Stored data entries
※ ※ ※

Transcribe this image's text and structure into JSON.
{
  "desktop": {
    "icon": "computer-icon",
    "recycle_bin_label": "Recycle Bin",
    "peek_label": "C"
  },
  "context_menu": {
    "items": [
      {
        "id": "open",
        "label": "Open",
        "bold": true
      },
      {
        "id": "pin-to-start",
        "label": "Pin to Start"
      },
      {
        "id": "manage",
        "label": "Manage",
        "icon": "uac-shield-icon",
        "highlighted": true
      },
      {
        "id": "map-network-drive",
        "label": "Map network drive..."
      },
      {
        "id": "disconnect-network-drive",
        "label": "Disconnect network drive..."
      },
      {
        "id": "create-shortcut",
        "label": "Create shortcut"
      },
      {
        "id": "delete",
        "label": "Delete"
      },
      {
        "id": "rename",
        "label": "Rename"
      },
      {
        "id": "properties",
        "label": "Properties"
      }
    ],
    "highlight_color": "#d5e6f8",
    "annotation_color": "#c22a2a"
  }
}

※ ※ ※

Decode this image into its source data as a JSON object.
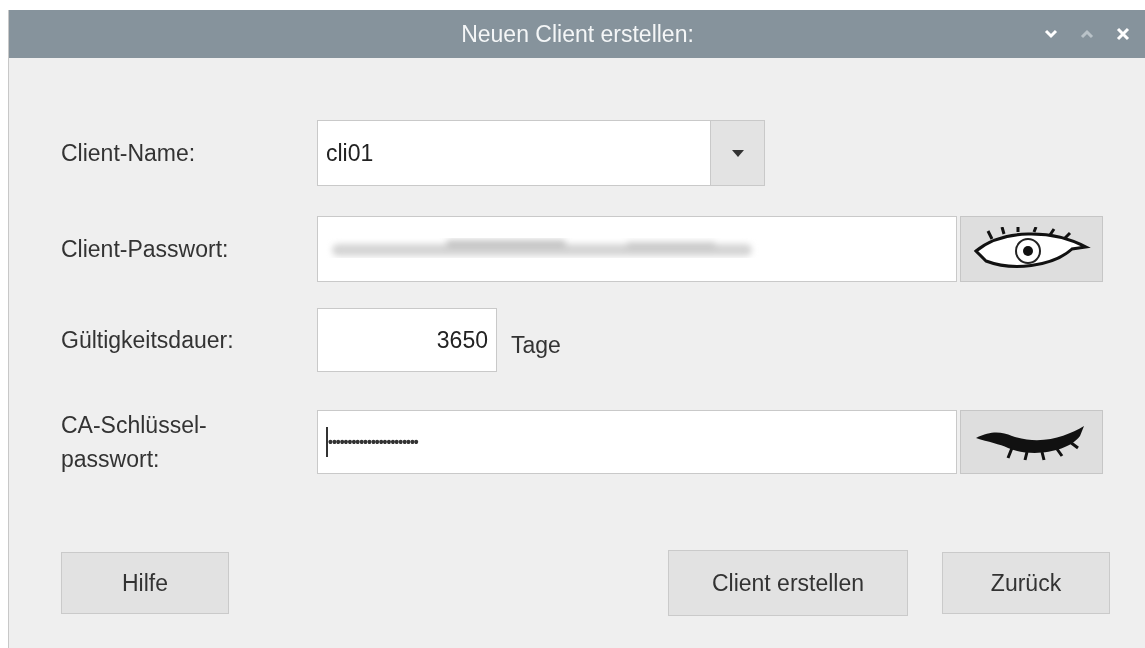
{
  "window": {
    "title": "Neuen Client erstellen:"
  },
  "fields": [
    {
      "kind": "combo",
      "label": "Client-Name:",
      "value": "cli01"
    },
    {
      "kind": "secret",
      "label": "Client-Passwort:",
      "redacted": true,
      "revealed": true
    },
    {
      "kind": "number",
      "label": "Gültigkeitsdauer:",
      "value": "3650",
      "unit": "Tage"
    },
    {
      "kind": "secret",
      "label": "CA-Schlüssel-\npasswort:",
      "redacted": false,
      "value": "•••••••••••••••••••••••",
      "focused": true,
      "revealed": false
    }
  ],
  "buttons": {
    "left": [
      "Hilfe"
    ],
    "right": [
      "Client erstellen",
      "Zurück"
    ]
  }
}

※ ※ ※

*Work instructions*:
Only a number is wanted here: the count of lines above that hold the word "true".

*Answer for this exercise*:
5